What was always annoying, though, was how the issue was portrayed on campus. The dominant discourse was that the Israeli-Palestinian conflict amounted to some far-off conflict between two sides who deeply hated each other and could never get along. As a result, many students will disengage from the issue and say things like "Both sides are wrong." That mentality is summed up by Esquire's Charles Pierce, who said: "I would like to have an opinion on this continual bloodletting that didn't sound banal but, goddammit, I'm out of them. I am thoroughly sick of both sides here." It's understandable many would feel that way. The Israeli-Palestinian conflict is a depressing situation and ignoring it is an easy way out.
But the disengagement and blaming of both sides is problematic, as it lets the United States government off the hook. While, technically, there's blood on both Israeli and Palestinian hands (Hamas is no group of angels), it's not a conflict driven by two equally warring sides. It's a conflict between a colonizer (Israel) and a colonized population (Palestinians) where the colonizer gets massive, unconditional support from the world's major superpower — the United States.
U.S. support for Israel is extensive. Every year, the United States provides Israel with $3 billion in aid, most of which is military. Israel uses that money to perpetuate its occupation. Additionally, the United States will use its veto power in the United Nations to block resolutions critical of Israeli human rights abuses and violations of international law (which it's done multiple times). During the peace process, it also helps Israel colonize more land by pressuring the Palestinian Authority to meet Israel's demands. American politicians who criticize Israel are ostracized and pressured by strong lobbies (such as AIPAC) and other politicians to conform to the pro-Israel consensus in the American foreign policy establishment.
The confirmation hearing for Chuck Hagel is a prime example U.S. police and military forces look to Israel for advice on counterterrorism and counterinsurgency tactics. For years, the United States banned the use of extra-judicial assassination, to the point where it criticized Israel for doing it. Now, the Obama administration has fully embraced that policy and codified it within the American national security apparatus. This nexus between U.S. and Israeli militarism plays a significant role in perpetuating the conflict.

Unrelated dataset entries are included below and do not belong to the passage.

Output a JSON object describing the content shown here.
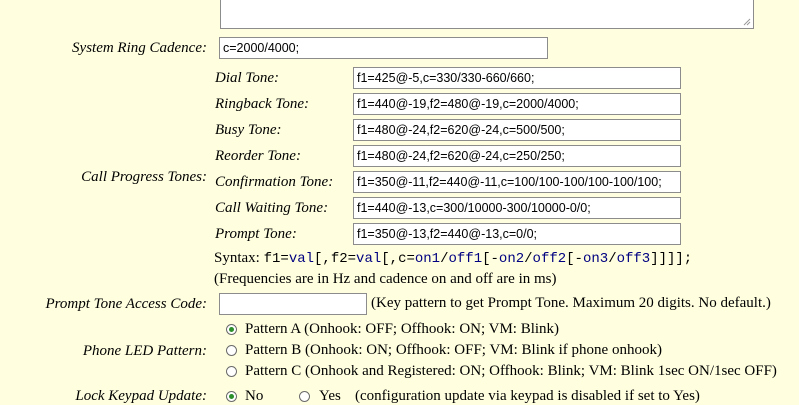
{
  "system_ring_cadence": {
    "label": "System Ring Cadence:",
    "value": "c=2000/4000;"
  },
  "call_progress": {
    "label": "Call Progress Tones:",
    "tones": [
      {
        "label": "Dial Tone:",
        "value": "f1=425@-5,c=330/330-660/660;"
      },
      {
        "label": "Ringback Tone:",
        "value": "f1=440@-19,f2=480@-19,c=2000/4000;"
      },
      {
        "label": "Busy Tone:",
        "value": "f1=480@-24,f2=620@-24,c=500/500;"
      },
      {
        "label": "Reorder Tone:",
        "value": "f1=480@-24,f2=620@-24,c=250/250;"
      },
      {
        "label": "Confirmation Tone:",
        "value": "f1=350@-11,f2=440@-11,c=100/100-100/100-100/100;"
      },
      {
        "label": "Call Waiting Tone:",
        "value": "f1=440@-13,c=300/10000-300/10000-0/0;"
      },
      {
        "label": "Prompt Tone:",
        "value": "f1=350@-13,f2=440@-13,c=0/0;"
      }
    ],
    "syntax_prefix": "Syntax:",
    "syntax_parts": [
      {
        "text": "f1=",
        "kw": false
      },
      {
        "text": "val",
        "kw": true
      },
      {
        "text": "[,f2=",
        "kw": false
      },
      {
        "text": "val",
        "kw": true
      },
      {
        "text": "[,c=",
        "kw": false
      },
      {
        "text": "on1",
        "kw": true
      },
      {
        "text": "/",
        "kw": false
      },
      {
        "text": "off1",
        "kw": true
      },
      {
        "text": "[-",
        "kw": false
      },
      {
        "text": "on2",
        "kw": true
      },
      {
        "text": "/",
        "kw": false
      },
      {
        "text": "off2",
        "kw": true
      },
      {
        "text": "[-",
        "kw": false
      },
      {
        "text": "on3",
        "kw": true
      },
      {
        "text": "/",
        "kw": false
      },
      {
        "text": "off3",
        "kw": true
      },
      {
        "text": "]]]];",
        "kw": false
      }
    ],
    "note": "(Frequencies are in Hz and cadence on and off are in ms)"
  },
  "prompt_tone_access_code": {
    "label": "Prompt Tone Access Code:",
    "value": "",
    "hint": "(Key pattern to get Prompt Tone. Maximum 20 digits. No default.)"
  },
  "phone_led_pattern": {
    "label": "Phone LED Pattern:",
    "options": [
      {
        "label": "Pattern A (Onhook: OFF; Offhook: ON; VM: Blink)",
        "selected": true
      },
      {
        "label": "Pattern B (Onhook: ON; Offhook: OFF; VM: Blink if phone onhook)",
        "selected": false
      },
      {
        "label": "Pattern C (Onhook and Registered: ON; Offhook: Blink; VM: Blink 1sec ON/1sec OFF)",
        "selected": false
      }
    ]
  },
  "lock_keypad_update": {
    "label": "Lock Keypad Update:",
    "no_label": "No",
    "yes_label": "Yes",
    "selected": "No",
    "hint": "(configuration update via keypad is disabled if set to Yes)"
  },
  "colors": {
    "background": "#ffffe0",
    "syntax_keyword": "#000080",
    "radio_selected": "#2a8f2a"
  }
}
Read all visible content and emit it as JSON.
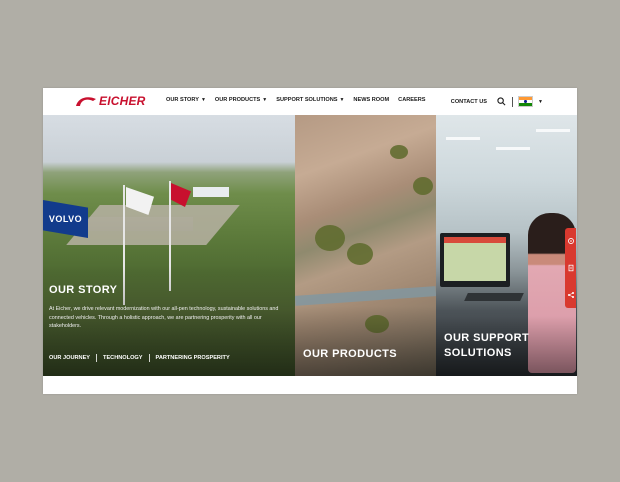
{
  "brand": {
    "name": "EICHER",
    "color": "#c8102e"
  },
  "nav": {
    "items": [
      {
        "label": "OUR STORY",
        "has_dropdown": true
      },
      {
        "label": "OUR PRODUCTS",
        "has_dropdown": true
      },
      {
        "label": "SUPPORT SOLUTIONS",
        "has_dropdown": true
      },
      {
        "label": "NEWS ROOM",
        "has_dropdown": false
      },
      {
        "label": "CAREERS",
        "has_dropdown": false
      }
    ],
    "contact_label": "CONTACT US",
    "search_icon": "search-icon",
    "country_icon": "india-flag-icon"
  },
  "panels": {
    "story": {
      "title": "OUR STORY",
      "description": "At Eicher, we drive relevant modernization with our all-pen technology, sustainable solutions and connected vehicles. Through a holistic approach, we are partnering prosperity with all our stakeholders.",
      "links": [
        "OUR JOURNEY",
        "TECHNOLOGY",
        "PARTNERING PROSPERITY"
      ],
      "flag_text": "VOLVO"
    },
    "products": {
      "title": "OUR PRODUCTS"
    },
    "support": {
      "title_line1": "OUR SUPPORT",
      "title_line2": "SOLUTIONS"
    }
  },
  "side_actions": [
    "locate-icon",
    "brochure-icon",
    "share-icon"
  ],
  "colors": {
    "accent": "#d9392f",
    "text_dark": "#1a1a1a"
  }
}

That is why I think this divestment bill is so important and worthy of approval. For students at a prestigious American university like Stanford, to take such a stand creates pressure for not only corporations but also the U.S. government to change their policies vis-a-vis and Israel and Palestine. Corporations that profit from the conflict perpetuate it. In order to bring an end to it, such corporations need to change their behavior, and the Stanford divestment bill seeks to bring that.
Previous divestment bills have not been successful, and I'm not entirely optimistic about this one's success. However, it is possible for it to succeed. Stanford divested from South African apartheid during the 1980s, so there's a chance for the undergraduate senate to take a similar stand for justice.
Regardless of the outcome, however, the massive support for the bill shows that the movement is growing — certainly far more than when I was an undergrad. (And that wasn't long ago!) I have hope that this larger international movement for justice will be successful in ending human suffering in Israel/Palestine.